DNA methylation plays an important role in gene silencing in mammals. Two de novo methyltransferases, Dnmt3a and Dnmt3b, are required for the establishment of genomic methylation patterns in development. However, little is known about their coordinate function in the silencing of genes critical for embryonic development and how their activity is regulated. Here we show that Dnmt3a and Dnmt3b are the major components of a native complex purified from embryonic stem cells. The two enzymes directly interact and mutually stimulate each other both in vitro and in vivo. The stimulatory effect is independent of the catalytic activity of the enzyme. In differentiating embryonic carcinoma or embryonic stem cells and mouse postimplantation embryos, they function synergistically to methylate the promoters of the Oct4 and Nanog genes. Inadequate methylation caused by ablating Dnmt3a and Dnmt3b is associated with dysregulated expression of Oct4 and Nanog during the differentiation of pluripotent cells and mouse embryonic development. These results suggest that Dnmt3a and Dnmt3b form a complex through direct contact in living cells and cooperate in the methylation of the promoters of Oct4 and Nanog during cell differentiation. The physical and functional interaction between Dnmt3a and Dnmt3b represents a novel regulatory mechanism to ensure the proper establishment of genomic methylation patterns for gene silencing in development.
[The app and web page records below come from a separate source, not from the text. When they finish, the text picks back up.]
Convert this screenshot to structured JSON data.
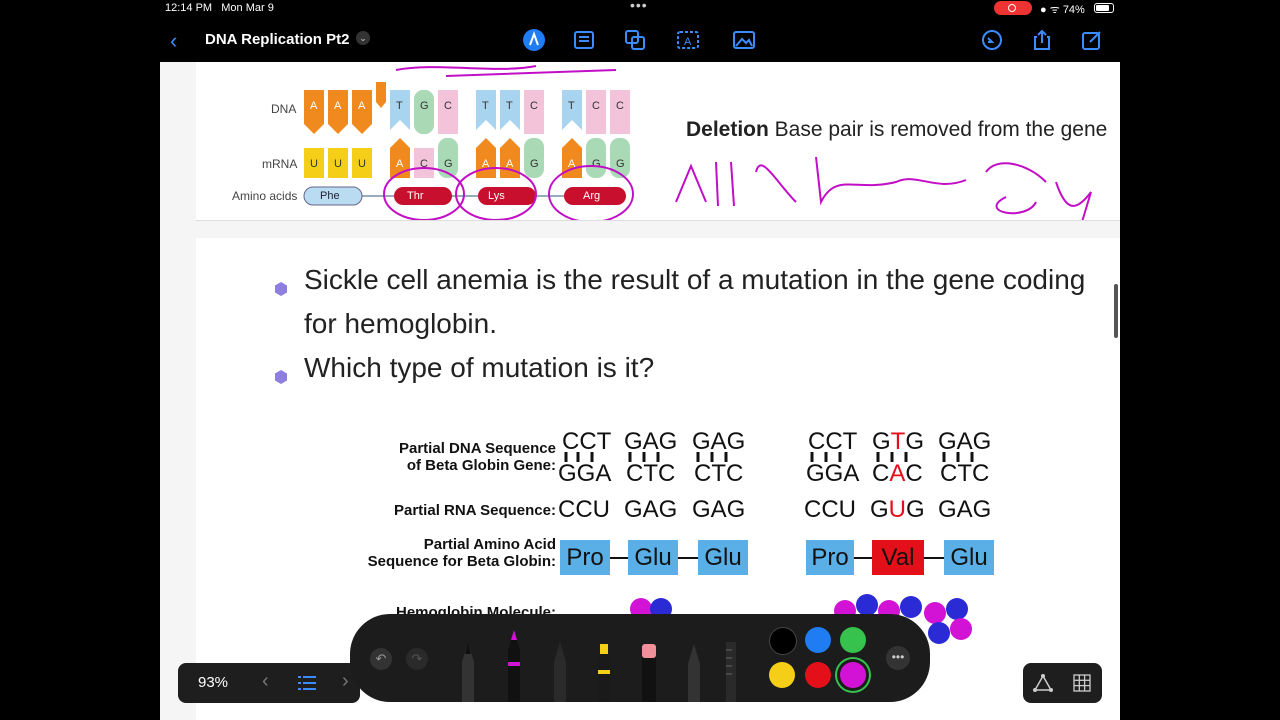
{
  "status": {
    "time": "12:14 PM",
    "date": "Mon Mar 9",
    "battery": "74%"
  },
  "toolbar": {
    "title": "DNA Replication Pt2"
  },
  "slide1": {
    "dna_label": "DNA",
    "mrna_label": "mRNA",
    "aa_label": "Amino acids",
    "dna_bases": [
      "A",
      "A",
      "A",
      "T",
      "G",
      "C",
      "T",
      "T",
      "C",
      "T",
      "C",
      "C"
    ],
    "mrna_bases": [
      "U",
      "U",
      "U",
      "A",
      "C",
      "G",
      "A",
      "A",
      "G",
      "A",
      "G",
      "G"
    ],
    "amino_acids": [
      "Phe",
      "Thr",
      "Lys",
      "Arg"
    ],
    "deletion_bold": "Deletion",
    "deletion_text": " Base pair is removed from the gene"
  },
  "slide2": {
    "bullet1_line1": "Sickle cell anemia is the result of a mutation in the gene coding",
    "bullet1_line2": "for hemoglobin.",
    "bullet2": "Which type of mutation is it?",
    "label_dna1": "Partial DNA Sequence",
    "label_dna2": "of Beta Globin Gene:",
    "label_rna": "Partial RNA Sequence:",
    "label_aa1": "Partial Amino Acid",
    "label_aa2": "Sequence for Beta Globin:",
    "label_hb": "Hemoglobin Molecule:",
    "normal_top": [
      "CCT",
      "GAG",
      "GAG"
    ],
    "normal_bottom": [
      "GGA",
      "CTC",
      "CTC"
    ],
    "normal_rna": [
      "CCU",
      "GAG",
      "GAG"
    ],
    "normal_aa": [
      "Pro",
      "Glu",
      "Glu"
    ],
    "mut_top": [
      "CCT",
      "GTG",
      "GAG"
    ],
    "mut_bottom": [
      "GGA",
      "CAC",
      "CTC"
    ],
    "mut_rna": [
      "CCU",
      "GUG",
      "GAG"
    ],
    "mut_aa": [
      "Pro",
      "Val",
      "Glu"
    ]
  },
  "bottombar": {
    "zoom": "93%"
  },
  "palette": {
    "colors": [
      "#000000",
      "#1f7cf2",
      "#36c24d",
      "#f5cf17",
      "#e3101a",
      "#d213d6"
    ]
  }
}
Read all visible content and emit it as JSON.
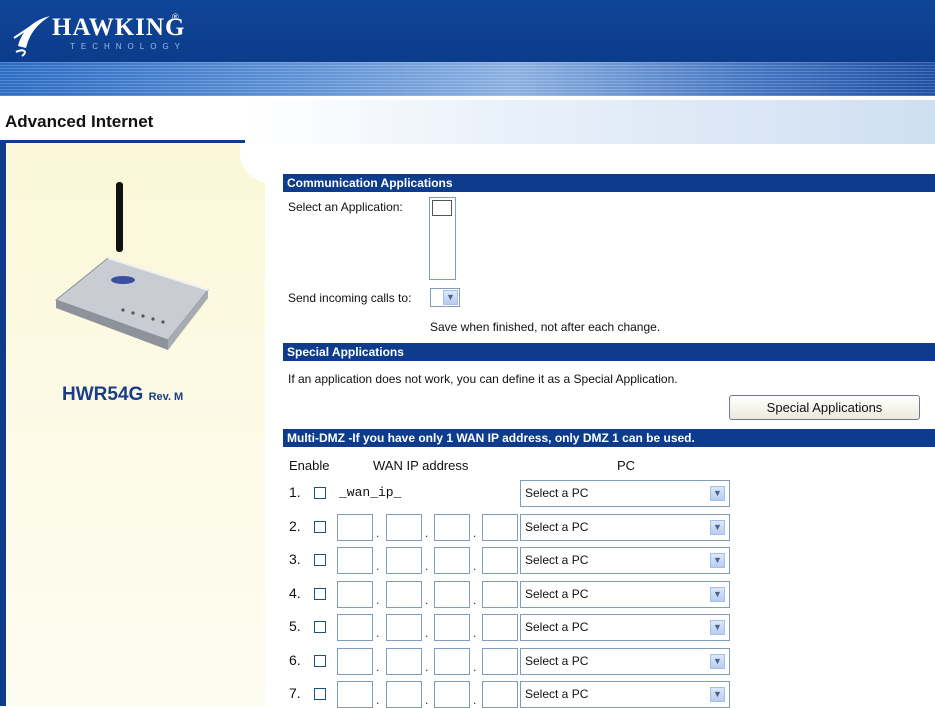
{
  "brand": {
    "name": "HAWKING",
    "sub": "TECHNOLOGY",
    "reg": "®"
  },
  "page_title": "Advanced Internet",
  "device": {
    "model": "HWR54G",
    "rev": "Rev. M"
  },
  "comm": {
    "header": "Communication Applications",
    "select_label": "Select an Application:",
    "send_label": "Send incoming calls to:",
    "save_note": "Save when finished, not after each change."
  },
  "special": {
    "header": "Special Applications",
    "desc": "If an application does not work, you can define it as a Special Application.",
    "button": "Special Applications"
  },
  "dmz": {
    "header": "Multi-DMZ -If you have only 1 WAN IP address, only DMZ 1 can be used.",
    "col_enable": "Enable",
    "col_wan": "WAN IP address",
    "col_pc": "PC",
    "rows": [
      {
        "num": "1.",
        "wan": "_wan_ip_",
        "pc": "Select a PC"
      },
      {
        "num": "2.",
        "wan": "",
        "pc": "Select a PC"
      },
      {
        "num": "3.",
        "wan": "",
        "pc": "Select a PC"
      },
      {
        "num": "4.",
        "wan": "",
        "pc": "Select a PC"
      },
      {
        "num": "5.",
        "wan": "",
        "pc": "Select a PC"
      },
      {
        "num": "6.",
        "wan": "",
        "pc": "Select a PC"
      },
      {
        "num": "7.",
        "wan": "",
        "pc": "Select a PC"
      }
    ]
  },
  "colors": {
    "brand_blue": "#0c3c8b",
    "panel": "#fbf7d8"
  }
}
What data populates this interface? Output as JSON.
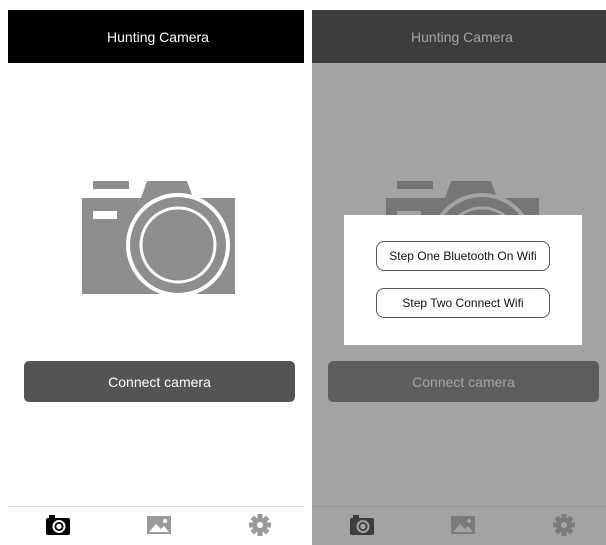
{
  "app": {
    "title": "Hunting Camera"
  },
  "main": {
    "connect_label": "Connect camera"
  },
  "dialog": {
    "step_one_label": "Step One Bluetooth On Wifi",
    "step_two_label": "Step Two Connect Wifi"
  },
  "tabs": [
    {
      "icon": "camera-icon",
      "selected": true
    },
    {
      "icon": "gallery-icon",
      "selected": false
    },
    {
      "icon": "gear-icon",
      "selected": false
    }
  ],
  "colors": {
    "navbar": "#000000",
    "button": "#545454",
    "illustration": "#8e8e8e",
    "overlay": "rgba(102,102,102,0.6)"
  }
}
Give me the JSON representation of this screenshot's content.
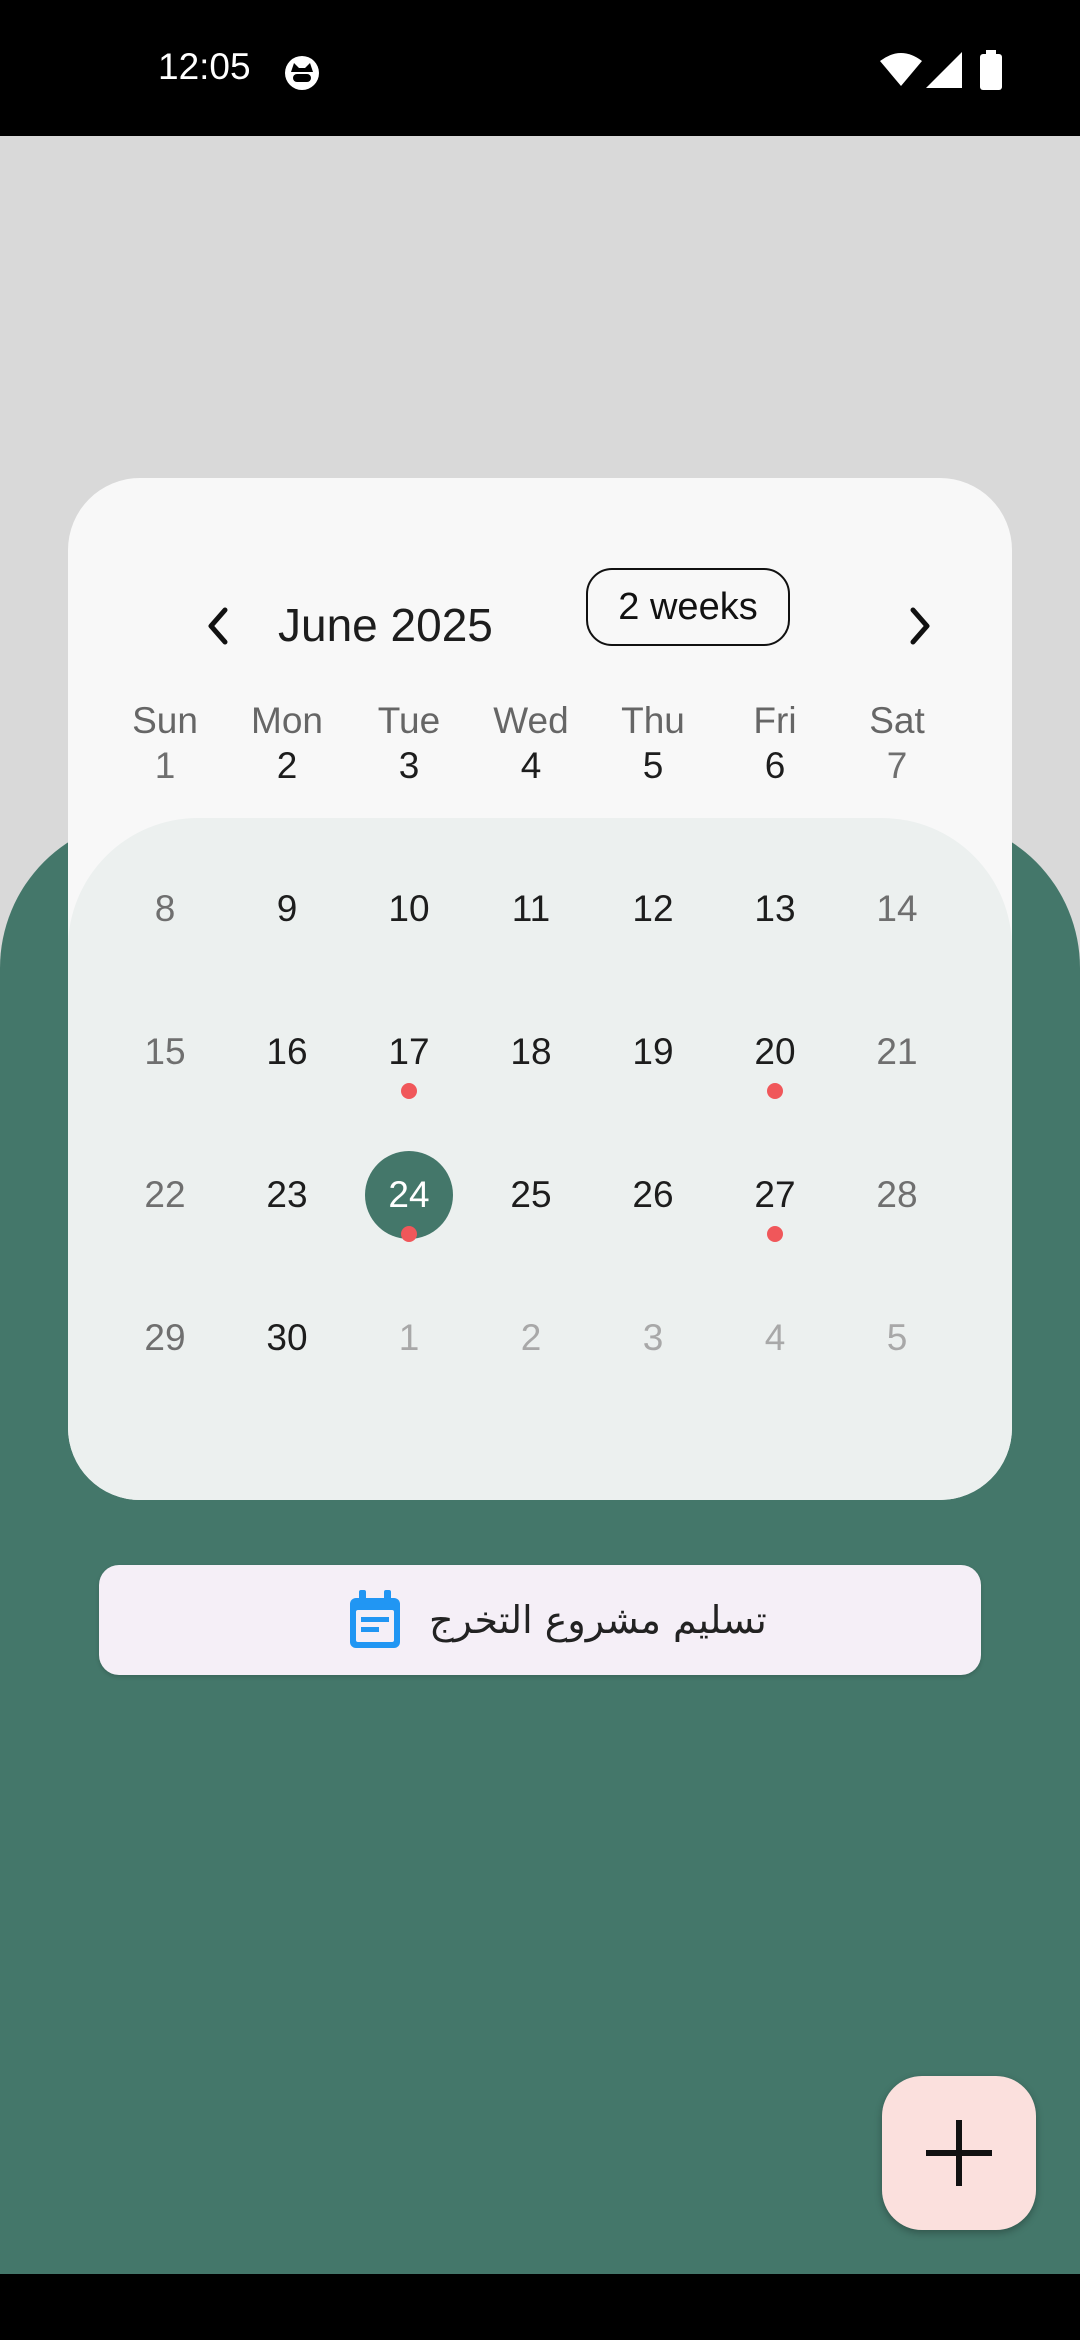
{
  "status_bar": {
    "time": "12:05",
    "icons": [
      "cat-notification-icon",
      "wifi-icon",
      "signal-icon",
      "battery-icon"
    ]
  },
  "calendar": {
    "month_title": "June 2025",
    "format_button": "2 weeks",
    "prev_icon": "chevron-left-icon",
    "next_icon": "chevron-right-icon",
    "days_of_week": [
      "Sun",
      "Mon",
      "Tue",
      "Wed",
      "Thu",
      "Fri",
      "Sat"
    ],
    "weeks": [
      [
        "1",
        "2",
        "3",
        "4",
        "5",
        "6",
        "7"
      ],
      [
        "8",
        "9",
        "10",
        "11",
        "12",
        "13",
        "14"
      ],
      [
        "15",
        "16",
        "17",
        "18",
        "19",
        "20",
        "21"
      ],
      [
        "22",
        "23",
        "24",
        "25",
        "26",
        "27",
        "28"
      ],
      [
        "29",
        "30",
        "1",
        "2",
        "3",
        "4",
        "5"
      ]
    ],
    "selected_day": "24",
    "event_days": [
      "17",
      "20",
      "24",
      "27"
    ]
  },
  "event": {
    "icon": "calendar-event-icon",
    "title": "تسليم مشروع التخرج"
  },
  "fab": {
    "icon": "plus-icon"
  },
  "colors": {
    "accent_green": "#44776a",
    "event_dot": "#f0575a",
    "fab_bg": "#fbe0dd",
    "event_icon": "#2196f3"
  }
}
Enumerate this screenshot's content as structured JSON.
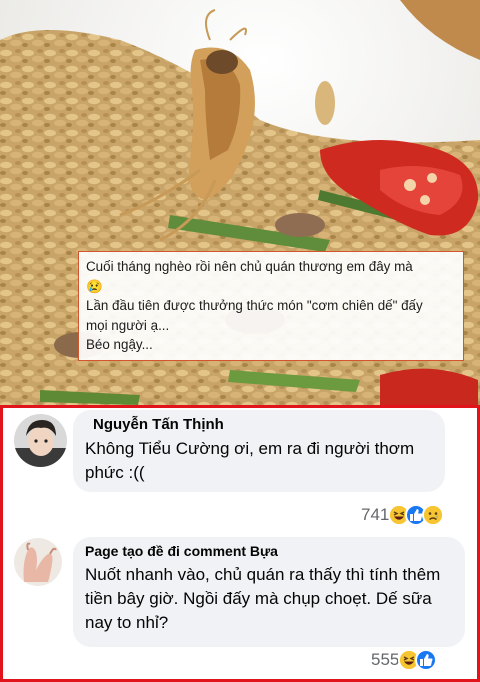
{
  "post": {
    "caption_lines": [
      "Cuối tháng nghèo rồi nên chủ quán thương em đây mà",
      "😢",
      "Lần đầu tiên được thưởng thức món \"cơm chiên dế\" đấy",
      "mọi người ạ...",
      "Béo ngậy..."
    ]
  },
  "comments": [
    {
      "author": "Nguyễn Tấn Thịnh",
      "text": "Không Tiểu Cường ơi, em ra đi người thơm phức :((",
      "reaction_count": "741",
      "reactions": [
        "haha-icon",
        "like-icon",
        "sad-icon"
      ]
    },
    {
      "author": "Page tạo đề đi comment Bựa",
      "text": "Nuốt nhanh vào, chủ quán ra thấy thì tính thêm tiền bây giờ. Ngồi đấy mà chụp choẹt. Dế sữa nay to nhỉ?",
      "reaction_count": "555",
      "reactions": [
        "haha-icon",
        "like-icon"
      ]
    }
  ],
  "colors": {
    "frame": "#e0141a",
    "caption_border": "#d3552d",
    "bubble": "#f0f2f5",
    "like": "#1877f2",
    "emoji_yellow": "#f7c531"
  }
}
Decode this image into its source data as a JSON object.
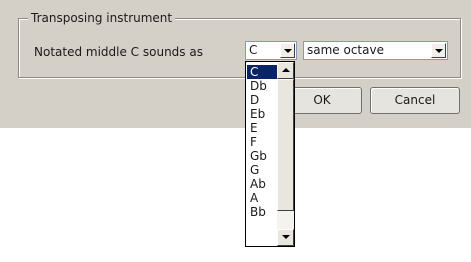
{
  "dialog": {
    "group_title": "Transposing instrument",
    "row_label": "Notated middle C sounds as",
    "note_select": {
      "value": "C"
    },
    "octave_select": {
      "value": "same octave"
    },
    "ok_label": "OK",
    "cancel_label": "Cancel"
  },
  "note_dropdown": {
    "selected_index": 0,
    "options": [
      "C",
      "Db",
      "D",
      "Eb",
      "E",
      "F",
      "Gb",
      "G",
      "Ab",
      "A",
      "Bb"
    ]
  },
  "colors": {
    "dialog_bg": "#d4d0c8",
    "selection": "#0a246a"
  }
}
All Science Journal Classification (ASJC) codes
- Molecular Biology
- Cell Biology